The Persian Qanat
Qanat is a symbol of civilization, tradition and culture in desert regions with arid climate and an outstanding example of using architectural complicated systems in Iran. In fact, Qanat is a tunnel-like channel underground which collects water from a main water source naming "mother well" in order to conduct water along tunnels and finally enable settlement and agriculture. The place where the water of Qanat exits from the surface is named Mazhar.
There are Eleven Persian Qanats which represent the rest areas for workers, water reservoirs, and watermills; they are located in six provinces and have been registered as the twentieth cultural heritage of Iran, due to their unique technology, antiquity, architectural style, length and other characteristics:
Qasabeh Qanat in Gonabad city, Khorasan Razavi province: The oldest and deepest Qanat in Iran dated back to Achaemenid era.
Zarch Qanat in Yazd city, Yazd province: The longest Qanat in Iran with 100 km length, dated back to 2-3 thousand years ago.
Hasan Abad Qanat in Mehriz city, Yazd province: With 700 years history (8th century AH) in Pahlavanpour garden and next to Mirza Nasr Allah mill.

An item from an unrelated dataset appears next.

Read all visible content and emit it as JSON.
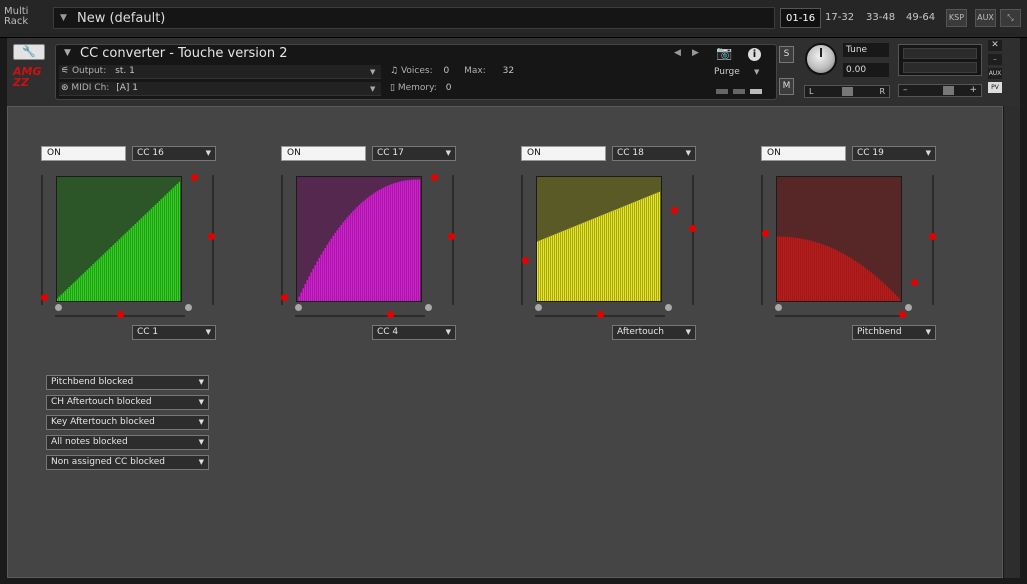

Moon Qanat in Ardestan city, Isfahan province: The only double-deck Qanat in the world and the most surprising Qanat in Iran established about 800 years ago.
Baladeh Qanat in Ferdows city, South Khorasan province: Related to Sassanid era irrigating huge parts of agricultural lands.
Vazvan Qanat in Vazvan city, Isfahan province: With 2500 to 3000 years history and Mozd Abad Qanat in Meymeh city, Isfahan province with underground dams as the most important characteristic.
Akbar Abad and Qasem Abad Qanat in Baravat, Bam county, Kerman province: the twin Qanats full of water, with more than 100 years history, supplying the water of agricultural lands in the region.
Goharriz Qanat in Jupar city, Kerman province: dated back to Safavid period about 750 years ago.
Ebrahim Abad Qanat in Arak city, Markazi province: related to 800 years ago (6th and 7th century AH).